▸ Exercise objective
Every line below that contains "replies" is to be copied.

▸ Component data from apps and pages
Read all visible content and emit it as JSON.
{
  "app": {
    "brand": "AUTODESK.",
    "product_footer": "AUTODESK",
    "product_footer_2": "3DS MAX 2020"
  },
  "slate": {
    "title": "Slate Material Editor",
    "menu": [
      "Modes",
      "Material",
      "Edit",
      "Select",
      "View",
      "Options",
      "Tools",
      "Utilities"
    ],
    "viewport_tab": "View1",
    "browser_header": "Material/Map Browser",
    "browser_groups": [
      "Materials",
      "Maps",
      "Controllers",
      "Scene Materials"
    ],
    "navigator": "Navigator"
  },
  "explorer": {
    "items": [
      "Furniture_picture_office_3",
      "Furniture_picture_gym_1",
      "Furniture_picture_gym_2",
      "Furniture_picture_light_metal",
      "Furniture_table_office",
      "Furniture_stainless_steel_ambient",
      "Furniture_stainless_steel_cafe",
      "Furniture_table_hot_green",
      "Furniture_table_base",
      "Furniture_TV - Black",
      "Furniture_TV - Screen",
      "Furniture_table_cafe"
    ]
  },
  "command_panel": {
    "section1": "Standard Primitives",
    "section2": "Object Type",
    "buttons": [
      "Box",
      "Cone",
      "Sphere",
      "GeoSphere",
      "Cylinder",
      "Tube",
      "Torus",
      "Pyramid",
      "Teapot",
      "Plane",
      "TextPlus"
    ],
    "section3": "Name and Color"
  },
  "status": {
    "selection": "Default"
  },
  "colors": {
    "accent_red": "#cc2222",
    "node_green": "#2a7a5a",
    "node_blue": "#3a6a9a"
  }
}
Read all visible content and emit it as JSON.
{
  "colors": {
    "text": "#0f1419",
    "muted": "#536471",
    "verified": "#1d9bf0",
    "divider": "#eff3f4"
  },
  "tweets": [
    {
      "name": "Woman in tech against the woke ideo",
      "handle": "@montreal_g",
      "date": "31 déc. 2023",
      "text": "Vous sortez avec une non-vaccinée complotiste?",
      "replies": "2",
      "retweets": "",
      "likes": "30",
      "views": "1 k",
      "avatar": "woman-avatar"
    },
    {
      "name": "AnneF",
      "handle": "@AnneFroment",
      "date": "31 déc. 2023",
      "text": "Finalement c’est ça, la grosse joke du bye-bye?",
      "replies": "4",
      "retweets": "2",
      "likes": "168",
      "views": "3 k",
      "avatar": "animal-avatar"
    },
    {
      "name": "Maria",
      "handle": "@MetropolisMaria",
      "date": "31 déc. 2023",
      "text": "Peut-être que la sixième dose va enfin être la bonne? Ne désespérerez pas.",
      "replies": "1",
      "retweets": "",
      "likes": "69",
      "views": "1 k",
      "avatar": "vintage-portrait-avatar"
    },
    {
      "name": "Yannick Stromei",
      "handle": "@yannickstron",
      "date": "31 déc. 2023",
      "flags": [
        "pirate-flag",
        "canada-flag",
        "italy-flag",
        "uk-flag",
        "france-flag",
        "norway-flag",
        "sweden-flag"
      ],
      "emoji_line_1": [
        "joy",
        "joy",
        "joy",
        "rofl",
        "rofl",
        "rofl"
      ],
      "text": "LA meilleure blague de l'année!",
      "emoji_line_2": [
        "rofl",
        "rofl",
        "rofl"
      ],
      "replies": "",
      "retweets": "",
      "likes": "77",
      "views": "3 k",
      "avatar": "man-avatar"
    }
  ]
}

▸ Problem solution
      "replies": "2",
      "replies": "4",
      "replies": "1",
      "replies": "",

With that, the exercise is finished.